Dr. Kevin Buckwalter, M.D., strives to provide the best medical treatment for his patients. As the owner of a family practice in Henderson, Nevada, Dr. Kevin Buckwalter has experience diagnosing and treating a wide variety of health conditions. Among these are strep throat.
Strep throat is a common sickness in both children and adults. One of its identifying symptoms is a severe sore throat with a sudden onset. It is often accompanied by cold symptoms, such as sneezing and coughing, as well as a fever over 101 degrees. The individual might also have swollen lymph nodes and tonsils. An examination might also reveal spots in the back of the throat, on the tonsils, or the roof of the mouth.
Strep throat is typically treated with antibiotics. Whether a person receives this treatment or not, the symptoms usually begin to resolve within three to seven days. However, the person remains contagious for a period afterward. Therefore, it is important to minimize contact with others so as not to spread the sickness.
A physician by profession, Dr. Kevin Buckwalter enjoys spending his free time learning about the Civil War. An avid traveler when pursuing his interests, Dr. Kevin Buckwalter enjoys studying the War onsite at its great battlefields.
One not-to-be-missed location for Civil War buffs is Antietam in Maryland. The site of the bloodiest one-day battle in American history, it is now a tranquil park with rolling cornfields and quaint country fences. However, in September of 1862, more than 23,000 troops met their violent ends on these fields. The site honors the fallen with a daily half-hour documentary shown at the battlefield’s visitor center. Ranger-guided or self-guided auto tours are on offer. Visitors can also take battlefield walks with the park rangers or self-guided hikes through a variety of the field’s key spots.

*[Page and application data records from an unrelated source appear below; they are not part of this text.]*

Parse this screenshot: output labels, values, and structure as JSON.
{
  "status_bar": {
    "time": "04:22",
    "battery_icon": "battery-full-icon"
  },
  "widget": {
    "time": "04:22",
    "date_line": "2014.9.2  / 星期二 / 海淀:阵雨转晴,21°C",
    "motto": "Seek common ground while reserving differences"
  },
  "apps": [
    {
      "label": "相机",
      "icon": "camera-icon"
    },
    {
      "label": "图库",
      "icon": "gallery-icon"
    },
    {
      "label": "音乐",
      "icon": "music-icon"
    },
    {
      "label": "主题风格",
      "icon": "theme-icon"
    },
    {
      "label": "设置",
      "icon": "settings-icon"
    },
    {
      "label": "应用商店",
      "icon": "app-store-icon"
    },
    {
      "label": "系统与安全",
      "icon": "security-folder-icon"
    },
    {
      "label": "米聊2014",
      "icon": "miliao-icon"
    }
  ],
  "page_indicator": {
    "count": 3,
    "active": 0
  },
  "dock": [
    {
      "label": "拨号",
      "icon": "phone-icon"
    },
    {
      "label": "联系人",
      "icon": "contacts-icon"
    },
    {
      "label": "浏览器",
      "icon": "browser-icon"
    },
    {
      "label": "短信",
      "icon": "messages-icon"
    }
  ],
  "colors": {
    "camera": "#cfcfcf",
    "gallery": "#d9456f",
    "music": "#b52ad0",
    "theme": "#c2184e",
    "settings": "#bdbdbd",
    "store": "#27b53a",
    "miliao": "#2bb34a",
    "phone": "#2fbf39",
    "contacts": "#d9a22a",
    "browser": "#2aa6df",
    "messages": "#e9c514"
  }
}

Off of the battlefield itself, visitors can learn about Civil War medicine at the Pry House Field Hospital Museum, located in the home where Union Commander General George B. McClellan headquartered himself during the battle. Now, visitors can see a re-created operating room as well as the implements that surgeons used when treating the battle’s wounded.
Born on April 27, 1822, Ulysses S. Grant grew up in Georgetown, Ohio, where he helped out on the family farm. Despite having little interest in the military, Grant attended the United States Military Academy at West Point, where he graduated and became a Second Lieutenant for the 4th U.S. Infantry in St. Louis, Missouri. There he met and married Julia Boggs Dent. He stayed in the military until 1854 and then left to begin his own farm.
Once the Civil War began, however, Ulysses S. Grant once again joined the military and became a Brigadier General almost immediately. He became Lieutenant General in March 1864 and eventually led the Union forces to victory. After the war ended, Grant became the Secretary of War before being nominated as the presidential candidate by the Republican Party. He became President of the United States but is considered one of the worst presidents in U.S. history as a result of several scandals that prevented him from making any major accomplishments.
After leaving office, Grant traveled throughout Europe. He lent his son money to begin a brokerage firm, but the firm went bankrupt and Grant lost all his money. He ultimately began writing his memoirs to earn money for his wife before he died on July 23, 1885.
About the author: Dr. Kevin Buckwalter greatly enjoys learning about the Civil War. Additionally, he serves as a physician in Las Vegas.